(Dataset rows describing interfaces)
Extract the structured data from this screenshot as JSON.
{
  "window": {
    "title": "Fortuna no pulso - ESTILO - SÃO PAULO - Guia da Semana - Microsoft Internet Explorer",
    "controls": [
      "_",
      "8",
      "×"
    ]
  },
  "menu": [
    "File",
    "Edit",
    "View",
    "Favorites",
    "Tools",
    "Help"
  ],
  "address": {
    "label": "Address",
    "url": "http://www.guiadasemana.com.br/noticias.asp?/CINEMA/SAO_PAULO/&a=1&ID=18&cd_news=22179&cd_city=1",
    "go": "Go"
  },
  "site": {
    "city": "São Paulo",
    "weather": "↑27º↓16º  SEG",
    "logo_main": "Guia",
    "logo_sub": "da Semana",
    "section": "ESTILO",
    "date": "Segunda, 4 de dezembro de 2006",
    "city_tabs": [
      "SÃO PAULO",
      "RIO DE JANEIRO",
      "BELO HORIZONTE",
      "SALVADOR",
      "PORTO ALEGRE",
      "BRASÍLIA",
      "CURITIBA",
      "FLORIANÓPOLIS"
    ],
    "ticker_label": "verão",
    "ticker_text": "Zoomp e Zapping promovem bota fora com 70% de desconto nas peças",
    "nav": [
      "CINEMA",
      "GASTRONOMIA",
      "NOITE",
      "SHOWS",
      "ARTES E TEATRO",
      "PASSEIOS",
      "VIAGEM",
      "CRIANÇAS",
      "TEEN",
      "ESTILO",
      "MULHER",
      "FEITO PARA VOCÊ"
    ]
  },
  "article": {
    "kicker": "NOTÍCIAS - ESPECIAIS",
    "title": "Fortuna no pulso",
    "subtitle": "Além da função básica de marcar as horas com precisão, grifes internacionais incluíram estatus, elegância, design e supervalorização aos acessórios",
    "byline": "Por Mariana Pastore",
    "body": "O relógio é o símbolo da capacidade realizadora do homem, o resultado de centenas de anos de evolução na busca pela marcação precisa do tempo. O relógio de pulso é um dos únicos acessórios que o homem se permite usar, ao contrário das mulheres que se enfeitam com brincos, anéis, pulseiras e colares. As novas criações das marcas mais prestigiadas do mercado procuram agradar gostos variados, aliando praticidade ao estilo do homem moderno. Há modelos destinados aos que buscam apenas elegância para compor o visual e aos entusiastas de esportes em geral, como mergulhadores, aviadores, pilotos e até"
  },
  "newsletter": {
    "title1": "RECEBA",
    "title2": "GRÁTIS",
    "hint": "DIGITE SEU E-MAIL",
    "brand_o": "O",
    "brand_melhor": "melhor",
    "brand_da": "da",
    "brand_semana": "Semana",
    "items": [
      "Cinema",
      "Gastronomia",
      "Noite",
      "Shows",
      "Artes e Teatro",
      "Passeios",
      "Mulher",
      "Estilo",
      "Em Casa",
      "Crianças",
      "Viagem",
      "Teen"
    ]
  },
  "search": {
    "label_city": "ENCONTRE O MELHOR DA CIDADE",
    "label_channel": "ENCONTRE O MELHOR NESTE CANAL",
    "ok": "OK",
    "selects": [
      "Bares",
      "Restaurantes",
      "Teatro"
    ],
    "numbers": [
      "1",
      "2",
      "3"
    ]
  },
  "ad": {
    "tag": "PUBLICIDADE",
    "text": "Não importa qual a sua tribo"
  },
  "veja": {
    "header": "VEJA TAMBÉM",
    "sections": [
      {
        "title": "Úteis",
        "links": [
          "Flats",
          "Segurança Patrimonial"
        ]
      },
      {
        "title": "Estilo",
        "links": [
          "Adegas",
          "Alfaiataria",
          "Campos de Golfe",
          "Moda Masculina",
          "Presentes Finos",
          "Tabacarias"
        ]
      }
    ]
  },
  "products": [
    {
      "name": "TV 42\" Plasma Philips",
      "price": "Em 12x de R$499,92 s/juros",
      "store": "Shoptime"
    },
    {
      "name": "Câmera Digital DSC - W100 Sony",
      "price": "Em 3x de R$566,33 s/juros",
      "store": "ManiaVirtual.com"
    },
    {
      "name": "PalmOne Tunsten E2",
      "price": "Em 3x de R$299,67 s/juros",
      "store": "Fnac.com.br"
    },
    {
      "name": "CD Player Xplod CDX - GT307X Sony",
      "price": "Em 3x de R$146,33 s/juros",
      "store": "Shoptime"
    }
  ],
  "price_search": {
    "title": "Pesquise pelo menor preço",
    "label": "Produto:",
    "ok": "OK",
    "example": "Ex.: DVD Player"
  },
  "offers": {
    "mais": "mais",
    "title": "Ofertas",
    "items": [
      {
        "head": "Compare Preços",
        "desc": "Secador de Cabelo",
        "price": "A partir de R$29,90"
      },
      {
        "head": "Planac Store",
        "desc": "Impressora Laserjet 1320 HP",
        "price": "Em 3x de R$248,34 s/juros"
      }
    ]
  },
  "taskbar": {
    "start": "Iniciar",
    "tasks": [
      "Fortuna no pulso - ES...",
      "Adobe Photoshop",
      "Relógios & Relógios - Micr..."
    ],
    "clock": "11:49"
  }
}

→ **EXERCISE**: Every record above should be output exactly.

→ **TASK RESULT**:
Extract the structured data from this screenshot as JSON.
{
  "window": {
    "title": "Fortuna no pulso - ESTILO - SÃO PAULO - Guia da Semana - Microsoft Internet Explorer",
    "controls": [
      "_",
      "8",
      "×"
    ]
  },
  "menu": [
    "File",
    "Edit",
    "View",
    "Favorites",
    "Tools",
    "Help"
  ],
  "address": {
    "label": "Address",
    "url": "http://www.guiadasemana.com.br/noticias.asp?/CINEMA/SAO_PAULO/&a=1&ID=18&cd_news=22179&cd_city=1",
    "go": "Go"
  },
  "site": {
    "city": "São Paulo",
    "weather": "↑27º↓16º  SEG",
    "logo_main": "Guia",
    "logo_sub": "da Semana",
    "section": "ESTILO",
    "date": "Segunda, 4 de dezembro de 2006",
    "city_tabs": [
      "SÃO PAULO",
      "RIO DE JANEIRO",
      "BELO HORIZONTE",
      "SALVADOR",
      "PORTO ALEGRE",
      "BRASÍLIA",
      "CURITIBA",
      "FLORIANÓPOLIS"
    ],
    "ticker_label": "verão",
    "ticker_text": "Zoomp e Zapping promovem bota fora com 70% de desconto nas peças",
    "nav": [
      "CINEMA",
      "GASTRONOMIA",
      "NOITE",
      "SHOWS",
      "ARTES E TEATRO",
      "PASSEIOS",
      "VIAGEM",
      "CRIANÇAS",
      "TEEN",
      "ESTILO",
      "MULHER",
      "FEITO PARA VOCÊ"
    ]
  },
  "article": {
    "kicker": "NOTÍCIAS - ESPECIAIS",
    "title": "Fortuna no pulso",
    "subtitle": "Além da função básica de marcar as horas com precisão, grifes internacionais incluíram estatus, elegância, design e supervalorização aos acessórios",
    "byline": "Por Mariana Pastore",
    "body": "O relógio é o símbolo da capacidade realizadora do homem, o resultado de centenas de anos de evolução na busca pela marcação precisa do tempo. O relógio de pulso é um dos únicos acessórios que o homem se permite usar, ao contrário das mulheres que se enfeitam com brincos, anéis, pulseiras e colares. As novas criações das marcas mais prestigiadas do mercado procuram agradar gostos variados, aliando praticidade ao estilo do homem moderno. Há modelos destinados aos que buscam apenas elegância para compor o visual e aos entusiastas de esportes em geral, como mergulhadores, aviadores, pilotos e até"
  },
  "newsletter": {
    "title1": "RECEBA",
    "title2": "GRÁTIS",
    "hint": "DIGITE SEU E-MAIL",
    "brand_o": "O",
    "brand_melhor": "melhor",
    "brand_da": "da",
    "brand_semana": "Semana",
    "items": [
      "Cinema",
      "Gastronomia",
      "Noite",
      "Shows",
      "Artes e Teatro",
      "Passeios",
      "Mulher",
      "Estilo",
      "Em Casa",
      "Crianças",
      "Viagem",
      "Teen"
    ]
  },
  "search": {
    "label_city": "ENCONTRE O MELHOR DA CIDADE",
    "label_channel": "ENCONTRE O MELHOR NESTE CANAL",
    "ok": "OK",
    "selects": [
      "Bares",
      "Restaurantes",
      "Teatro"
    ],
    "numbers": [
      "1",
      "2",
      "3"
    ]
  },
  "ad": {
    "tag": "PUBLICIDADE",
    "text": "Não importa qual a sua tribo"
  },
  "veja": {
    "header": "VEJA TAMBÉM",
    "sections": [
      {
        "title": "Úteis",
        "links": [
          "Flats",
          "Segurança Patrimonial"
        ]
      },
      {
        "title": "Estilo",
        "links": [
          "Adegas",
          "Alfaiataria",
          "Campos de Golfe",
          "Moda Masculina",
          "Presentes Finos",
          "Tabacarias"
        ]
      }
    ]
  },
  "products": [
    {
      "name": "TV 42\" Plasma Philips",
      "price": "Em 12x de R$499,92 s/juros",
      "store": "Shoptime"
    },
    {
      "name": "Câmera Digital DSC - W100 Sony",
      "price": "Em 3x de R$566,33 s/juros",
      "store": "ManiaVirtual.com"
    },
    {
      "name": "PalmOne Tunsten E2",
      "price": "Em 3x de R$299,67 s/juros",
      "store": "Fnac.com.br"
    },
    {
      "name": "CD Player Xplod CDX - GT307X Sony",
      "price": "Em 3x de R$146,33 s/juros",
      "store": "Shoptime"
    }
  ],
  "price_search": {
    "title": "Pesquise pelo menor preço",
    "label": "Produto:",
    "ok": "OK",
    "example": "Ex.: DVD Player"
  },
  "offers": {
    "mais": "mais",
    "title": "Ofertas",
    "items": [
      {
        "head": "Compare Preços",
        "desc": "Secador de Cabelo",
        "price": "A partir de R$29,90"
      },
      {
        "head": "Planac Store",
        "desc": "Impressora Laserjet 1320 HP",
        "price": "Em 3x de R$248,34 s/juros"
      }
    ]
  },
  "taskbar": {
    "start": "Iniciar",
    "tasks": [
      "Fortuna no pulso - ES...",
      "Adobe Photoshop",
      "Relógios & Relógios - Micr..."
    ],
    "clock": "11:49"
  }
}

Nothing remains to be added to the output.